The idea for the BioArt course took root during Lerman’s 2014 residency at the Kilpisjarvi biological research station above the Arctic circle run by the University of Helsinki, in Finland.

An audiophile since childhood, Lerman has been making his own microphones for more than 30 years and attaching them to rocks, trees, credit cards and more to study the sound of various materials. While in Finland, he thought to capture the sound of the environment by placing thin, carbon fiber rods into the snow and ice, then recording the audio emitted through them.

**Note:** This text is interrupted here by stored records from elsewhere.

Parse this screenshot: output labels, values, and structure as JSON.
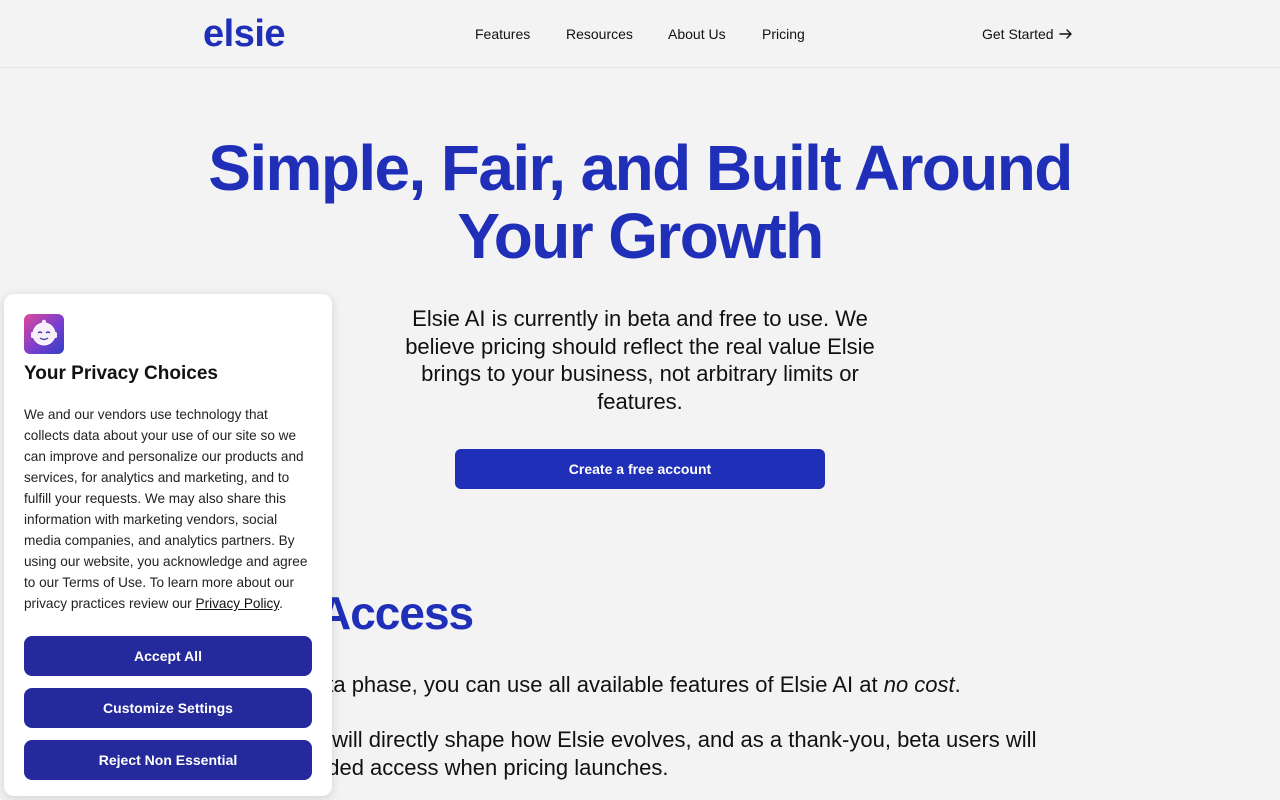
{
  "header": {
    "logo": "elsie",
    "nav": [
      {
        "label": "Features"
      },
      {
        "label": "Resources"
      },
      {
        "label": "About Us"
      },
      {
        "label": "Pricing"
      }
    ],
    "cta_label": "Get Started"
  },
  "hero": {
    "title_line1": "Simple, Fair, and Built Around",
    "title_line2": "Your Growth",
    "subtitle": "Elsie AI is currently in beta and free to use. We believe pricing should reflect the real value Elsie brings to your business, not arbitrary limits or features.",
    "button_label": "Create a free account"
  },
  "section": {
    "title_fragment": "Access",
    "para1_start": "eta phase, you can use all available features of Elsie AI at ",
    "para1_em": "no cost",
    "para1_end": ".",
    "para2_line1": "k will directly shape how Elsie evolves, and as a thank-you, beta users will",
    "para2_line2": "nded access when pricing launches."
  },
  "privacy": {
    "title": "Your Privacy Choices",
    "body": "We and our vendors use technology that collects data about your use of our site so we can improve and personalize our products and services, for analytics and marketing, and to fulfill your requests. We may also share this information with marketing vendors, social media companies, and analytics partners. By using our website, you acknowledge and agree to our Terms of Use. To learn more about our privacy practices review our ",
    "link": "Privacy Policy",
    "body_end": ".",
    "accept_label": "Accept All",
    "customize_label": "Customize Settings",
    "reject_label": "Reject Non Essential"
  },
  "colors": {
    "brand": "#1f2fb8",
    "privacy_button": "#24299c",
    "background": "#f3f3f4"
  }
}
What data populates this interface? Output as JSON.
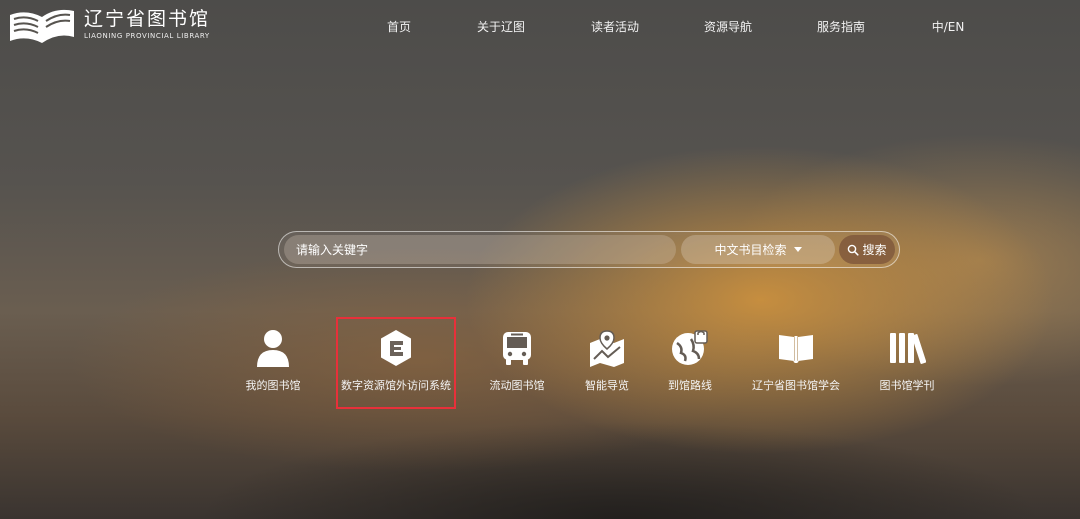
{
  "brand": {
    "name_cn": "辽宁省图书馆",
    "name_en": "LIAONING PROVINCIAL LIBRARY",
    "logo_icon": "open-book-icon"
  },
  "nav": {
    "items": [
      {
        "label": "首页"
      },
      {
        "label": "关于辽图"
      },
      {
        "label": "读者活动"
      },
      {
        "label": "资源导航"
      },
      {
        "label": "服务指南"
      },
      {
        "label": "中/EN"
      }
    ]
  },
  "search": {
    "placeholder": "请输入关键字",
    "selected_type": "中文书目检索",
    "button_label": "搜索"
  },
  "quick_links": [
    {
      "label": "我的图书馆",
      "icon": "user-icon"
    },
    {
      "label": "数字资源馆外访问系统",
      "icon": "e-hexagon-icon",
      "highlighted": true
    },
    {
      "label": "流动图书馆",
      "icon": "bus-icon"
    },
    {
      "label": "智能导览",
      "icon": "map-pin-icon"
    },
    {
      "label": "到馆路线",
      "icon": "route-icon"
    },
    {
      "label": "辽宁省图书馆学会",
      "icon": "open-book-icon"
    },
    {
      "label": "图书馆学刊",
      "icon": "books-icon"
    }
  ],
  "colors": {
    "highlight_border": "#e8303a",
    "search_button": "#7a5037"
  }
}
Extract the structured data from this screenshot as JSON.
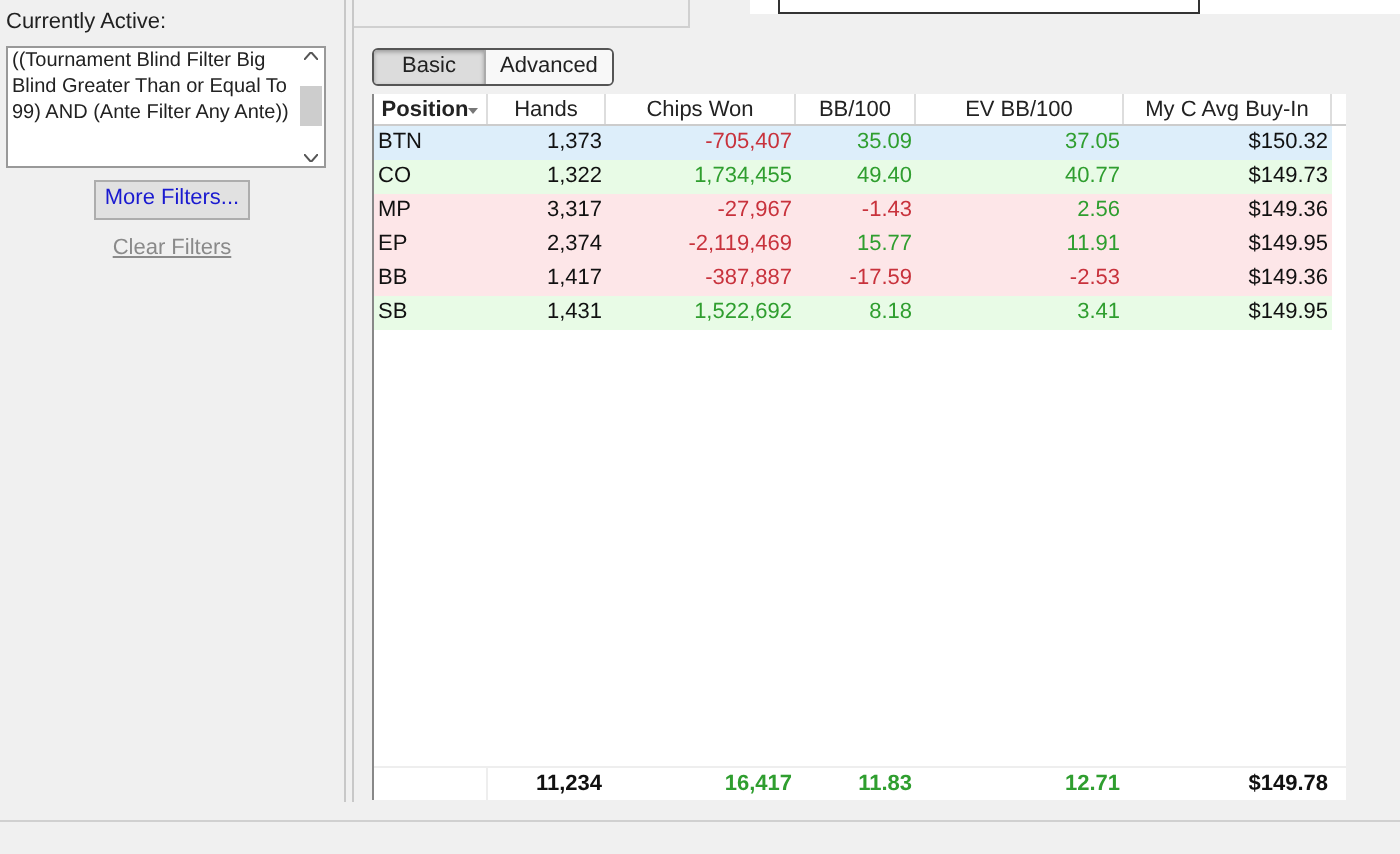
{
  "filters": {
    "heading": "Currently Active:",
    "text": "((Tournament Blind Filter Big Blind Greater Than or Equal To 99) AND (Ante Filter Any Ante))",
    "more_button": "More Filters...",
    "clear_link": {
      "label": "Clear Filters",
      "disabled": true
    }
  },
  "tabs": [
    {
      "label": "Basic",
      "selected": true
    },
    {
      "label": "Advanced",
      "selected": false
    }
  ],
  "table": {
    "columns": [
      {
        "label": "Position",
        "sorted": true
      },
      {
        "label": "Hands",
        "sorted": false
      },
      {
        "label": "Chips Won",
        "sorted": false
      },
      {
        "label": "BB/100",
        "sorted": false
      },
      {
        "label": "EV BB/100",
        "sorted": false
      },
      {
        "label": "My C Avg Buy-In",
        "sorted": false
      }
    ],
    "rows": [
      {
        "color": "#ddeefa",
        "cells": [
          {
            "text": "BTN",
            "kind": "plain"
          },
          {
            "text": "1,373",
            "kind": "plain"
          },
          {
            "text": "-705,407",
            "kind": "negative"
          },
          {
            "text": "35.09",
            "kind": "positive"
          },
          {
            "text": "37.05",
            "kind": "positive"
          },
          {
            "text": "$150.32",
            "kind": "plain"
          }
        ]
      },
      {
        "color": "#e8fbe6",
        "cells": [
          {
            "text": "CO",
            "kind": "plain"
          },
          {
            "text": "1,322",
            "kind": "plain"
          },
          {
            "text": "1,734,455",
            "kind": "positive"
          },
          {
            "text": "49.40",
            "kind": "positive"
          },
          {
            "text": "40.77",
            "kind": "positive"
          },
          {
            "text": "$149.73",
            "kind": "plain"
          }
        ]
      },
      {
        "color": "#fde6e8",
        "cells": [
          {
            "text": "MP",
            "kind": "plain"
          },
          {
            "text": "3,317",
            "kind": "plain"
          },
          {
            "text": "-27,967",
            "kind": "negative"
          },
          {
            "text": "-1.43",
            "kind": "negative"
          },
          {
            "text": "2.56",
            "kind": "positive"
          },
          {
            "text": "$149.36",
            "kind": "plain"
          }
        ]
      },
      {
        "color": "#fde6e8",
        "cells": [
          {
            "text": "EP",
            "kind": "plain"
          },
          {
            "text": "2,374",
            "kind": "plain"
          },
          {
            "text": "-2,119,469",
            "kind": "negative"
          },
          {
            "text": "15.77",
            "kind": "positive"
          },
          {
            "text": "11.91",
            "kind": "positive"
          },
          {
            "text": "$149.95",
            "kind": "plain"
          }
        ]
      },
      {
        "color": "#fde6e8",
        "cells": [
          {
            "text": "BB",
            "kind": "plain"
          },
          {
            "text": "1,417",
            "kind": "plain"
          },
          {
            "text": "-387,887",
            "kind": "negative"
          },
          {
            "text": "-17.59",
            "kind": "negative"
          },
          {
            "text": "-2.53",
            "kind": "negative"
          },
          {
            "text": "$149.36",
            "kind": "plain"
          }
        ]
      },
      {
        "color": "#e8fbe6",
        "cells": [
          {
            "text": "SB",
            "kind": "plain"
          },
          {
            "text": "1,431",
            "kind": "plain"
          },
          {
            "text": "1,522,692",
            "kind": "positive"
          },
          {
            "text": "8.18",
            "kind": "positive"
          },
          {
            "text": "3.41",
            "kind": "positive"
          },
          {
            "text": "$149.95",
            "kind": "plain"
          }
        ]
      }
    ],
    "totals": [
      {
        "text": "11,234",
        "kind": "plain"
      },
      {
        "text": "16,417",
        "kind": "positive"
      },
      {
        "text": "11.83",
        "kind": "positive"
      },
      {
        "text": "12.71",
        "kind": "positive"
      },
      {
        "text": "$149.78",
        "kind": "plain"
      }
    ]
  }
}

“For me, this is an image of climate change,” Lerman said of the resulting recordings, which at different points sound like anything from a creaking ship to silverware scraping a plate.

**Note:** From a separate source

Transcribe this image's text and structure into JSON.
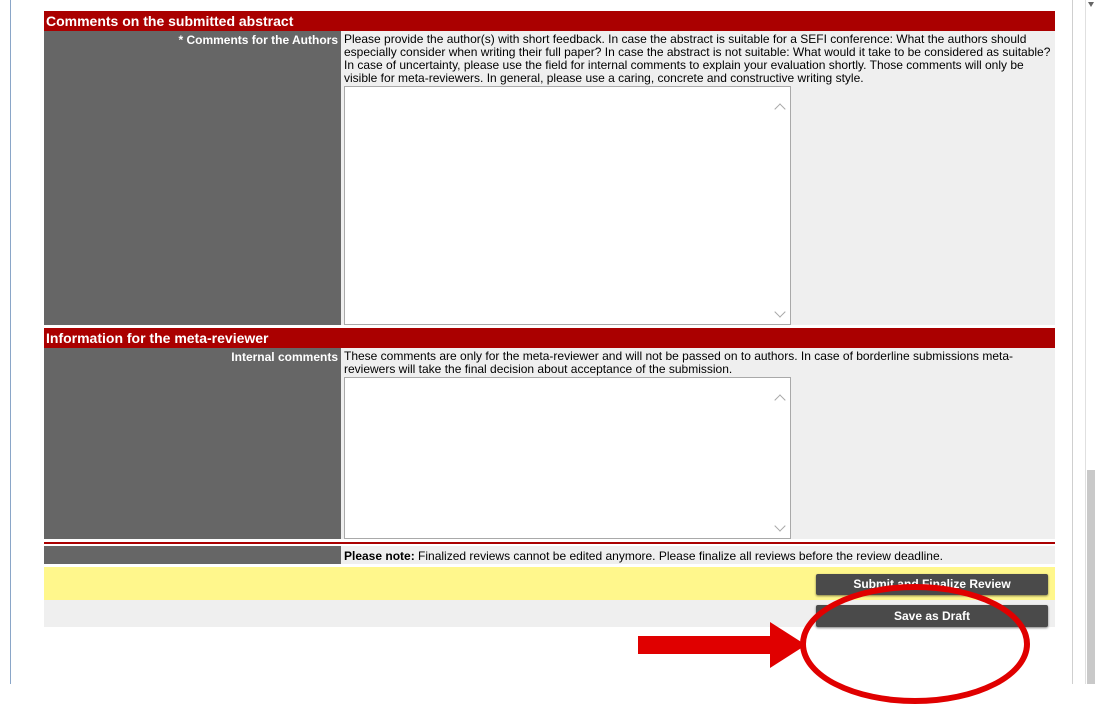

Guillermo Ortiz and Tiffany Gibbs make the Tullgren funnels while on their study-abroad program, which blended artistic and scientific pursuits. Photo by Becky Ball

Inspired by the outcome of his unorthodox experiment and enthused by the transdisciplinary conversation it sparked between the artists and scientists at the university, he sought a way to bring similar experiences to his students.

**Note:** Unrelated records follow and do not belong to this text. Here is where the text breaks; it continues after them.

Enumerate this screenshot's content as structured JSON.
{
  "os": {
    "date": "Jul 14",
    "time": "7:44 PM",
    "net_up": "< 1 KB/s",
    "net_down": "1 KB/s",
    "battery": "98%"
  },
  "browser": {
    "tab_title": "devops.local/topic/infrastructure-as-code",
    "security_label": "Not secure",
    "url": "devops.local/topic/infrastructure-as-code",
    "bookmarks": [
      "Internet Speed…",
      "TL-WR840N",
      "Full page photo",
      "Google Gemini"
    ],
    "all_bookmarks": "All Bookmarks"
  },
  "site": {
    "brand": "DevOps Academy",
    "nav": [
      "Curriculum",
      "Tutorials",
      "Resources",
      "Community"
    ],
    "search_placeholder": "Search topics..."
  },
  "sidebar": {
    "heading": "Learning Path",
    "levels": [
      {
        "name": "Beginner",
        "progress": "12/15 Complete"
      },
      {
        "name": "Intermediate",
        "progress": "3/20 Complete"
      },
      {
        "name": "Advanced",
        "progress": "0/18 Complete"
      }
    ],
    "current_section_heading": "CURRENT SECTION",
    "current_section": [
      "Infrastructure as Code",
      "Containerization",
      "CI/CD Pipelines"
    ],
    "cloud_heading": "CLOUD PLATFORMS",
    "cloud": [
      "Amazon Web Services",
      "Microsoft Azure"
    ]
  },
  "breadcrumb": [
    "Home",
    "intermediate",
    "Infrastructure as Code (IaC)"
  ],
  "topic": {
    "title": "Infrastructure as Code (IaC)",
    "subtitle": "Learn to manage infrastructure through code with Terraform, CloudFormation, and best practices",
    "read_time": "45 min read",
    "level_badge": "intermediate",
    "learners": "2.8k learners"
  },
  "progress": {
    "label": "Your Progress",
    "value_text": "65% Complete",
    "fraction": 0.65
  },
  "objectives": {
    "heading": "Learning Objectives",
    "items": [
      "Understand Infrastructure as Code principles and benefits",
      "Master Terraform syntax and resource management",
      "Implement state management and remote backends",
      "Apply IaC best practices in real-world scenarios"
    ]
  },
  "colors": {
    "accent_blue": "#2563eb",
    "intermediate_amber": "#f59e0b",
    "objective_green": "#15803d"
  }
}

Back at ASU, Lerman recruited Ball, who had plenty of experience working in frigid climates, having carried out much of her soil work in Antarctica, and the two conceived of a course that would bring together science and art students to conduct research and communicate their findings.

“Everyone thinks they’re very different,” Ball said. “That artists are just these flighty people and that scientists are just these boring analytical people, and that if you do art, you can’t do science and vice versa, when in reality they use the same skill sets.”

Scientists, she pointed out, have to be creative in formulating new concepts and theories to test, and artists have to observe, analyze and interpret. The course, Ball and Lerman feel, is a way to teach students that not only can they be all of those things, regardless of their field, but that it’s actually advantageous.

During the first two weeks of the course, the class met at the West campus, where they were introduced to the basics of both science and art, as far as techniques and approaches. Some days students ventured into the Sonoran desert to get experience surveying ecosystems. Then it was off to Finland for two and a half weeks, where they worked in artist-scientist pairs on a variety of projects, from how reindeer diets might change with global warming, to the effects of human activity on bird behavior, to how phytoplankton responds to temperature change.

Ortiz, who hopes to study the effects of human activity on climate change and how to mitigate them, said one of the benefits of working with an artist was being able to consider the subject from a different perspective, which increased his own understanding of the subject.

“Prior to this experience, I had a lot of trouble with identifying microarthropods because I would have trouble paying attention to the details in the morphology of the microarthropod,” he said. “However, working with Tiffany on the art portion has really improved my ability … because of our attention to detail when we designed the microarthropods out of clay.

“Using art to convey science not only allowed for a powerful way to present our work, but our collaboration amongst disciplines improved our creativity and meticulousness within our respective focus.”

As for Gibbs, before BioArt, she had only ever taken one science course, because it was required. Now, she said she would consider taking more.

“I love to experiment and try new things, and I definitely learned more about science from this experience,” she said.

The art pieces that resulted from the student collaborations will be on display at ArtSpace West during the fall semester, beginning in September.

A nontraveling version of BioArt will be offered in spring 2019, and another traveling version will be offered over the summer.

Learn more about the 250-plus study-abroad programs in more than 65 different countries offered at ASU. Visit the Study Abroad Expo from 11 a.m. to 2 p.m. Aug. 22, in the Ventana Ballroom of the Memorial Union to learn more about programs and scholarships.

Top photo: A view of the landscape around the Kilpisjarvi biological research station. Photo by Becky Ball